“When Zangî died there was a mad dash for the spoils. His soldiers, so welldisciplined only a short time ago, now became a horde of uncontrollable plunderers. “
Maalouf on describing the ending moments of the powerful Zangî state (Page Maalouf raises interesting questions in a fleeting manner. He never seems to come around to providing enough foundation for the reader to answer the questions himself. At times, this style leaves the reader with the feeling that the essay was profoundly researched and deeply contemplated, but rushed during the writing process.
The essay is short, a mere 293 pages. On a positive note, it leaves the reader seeking out more material on the topic, keeping a frantic pace as it seeks to cover the major turning points of significance. This aids the reader in gaining a foothold in the intricate nonEurocentric history buried in the sands of the Middle East.
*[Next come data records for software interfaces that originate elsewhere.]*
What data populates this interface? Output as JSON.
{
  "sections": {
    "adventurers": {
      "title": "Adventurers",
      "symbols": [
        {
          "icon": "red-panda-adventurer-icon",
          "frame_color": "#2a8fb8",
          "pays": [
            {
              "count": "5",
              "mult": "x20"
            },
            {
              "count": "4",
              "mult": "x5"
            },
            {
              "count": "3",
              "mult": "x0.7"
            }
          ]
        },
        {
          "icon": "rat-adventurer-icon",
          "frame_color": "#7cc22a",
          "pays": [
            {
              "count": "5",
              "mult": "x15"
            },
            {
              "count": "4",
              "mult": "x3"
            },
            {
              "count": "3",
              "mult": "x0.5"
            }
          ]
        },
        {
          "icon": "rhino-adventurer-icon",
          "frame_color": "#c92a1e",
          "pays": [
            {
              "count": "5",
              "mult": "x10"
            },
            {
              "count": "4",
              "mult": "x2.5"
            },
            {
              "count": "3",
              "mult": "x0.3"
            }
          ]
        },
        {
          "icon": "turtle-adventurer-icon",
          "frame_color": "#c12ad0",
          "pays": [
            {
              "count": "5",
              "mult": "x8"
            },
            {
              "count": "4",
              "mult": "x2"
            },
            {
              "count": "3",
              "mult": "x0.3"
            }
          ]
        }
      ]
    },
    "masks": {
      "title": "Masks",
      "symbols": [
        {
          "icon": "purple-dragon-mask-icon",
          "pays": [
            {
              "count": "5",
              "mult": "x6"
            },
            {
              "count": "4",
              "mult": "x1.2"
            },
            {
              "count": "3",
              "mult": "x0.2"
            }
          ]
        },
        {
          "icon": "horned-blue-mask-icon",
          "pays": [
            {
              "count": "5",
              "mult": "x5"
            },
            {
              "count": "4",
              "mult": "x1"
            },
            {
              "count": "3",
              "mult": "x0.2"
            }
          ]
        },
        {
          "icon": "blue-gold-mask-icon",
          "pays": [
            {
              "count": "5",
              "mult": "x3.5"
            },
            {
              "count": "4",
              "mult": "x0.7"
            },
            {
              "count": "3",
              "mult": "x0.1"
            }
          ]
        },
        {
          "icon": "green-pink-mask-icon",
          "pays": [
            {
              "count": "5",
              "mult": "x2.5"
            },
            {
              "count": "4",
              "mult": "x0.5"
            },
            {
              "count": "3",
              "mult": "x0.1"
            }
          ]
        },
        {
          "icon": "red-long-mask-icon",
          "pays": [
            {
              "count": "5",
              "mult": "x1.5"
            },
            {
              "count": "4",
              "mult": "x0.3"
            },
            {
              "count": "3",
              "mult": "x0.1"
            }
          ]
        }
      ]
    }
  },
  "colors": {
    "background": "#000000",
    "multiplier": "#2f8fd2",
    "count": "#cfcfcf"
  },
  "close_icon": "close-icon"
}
Without a doubt, I would consider this essay as a short, and entirely necessary, read for anyone navigating through the winding and complex cartography of the pages of regional history.
“The Crusades Through Arab Eyes”
by Amin Maalouf
Series: Saqi Essentials
Paperback: 293 pages
Publisher: Schocken (April 29, 1989)
John Sjoholm, Lima Charlie News
John Sjoholm is Lima Charlie’s Middle East Bureau Chief and is a seasoned Middle East specialist with a past in the Swedish Army’s Special Forces branch, and in the Private Military Contracting industry. He studied religion and languages in Sana’a, Yemen, and Cairo, Egypt. He lived and operated extensively in the Middle East between 2005-2012 as part of regional stabilizing projects, and currently resides in Jordan.
Follow John on Twitter @JohnSjoholmLC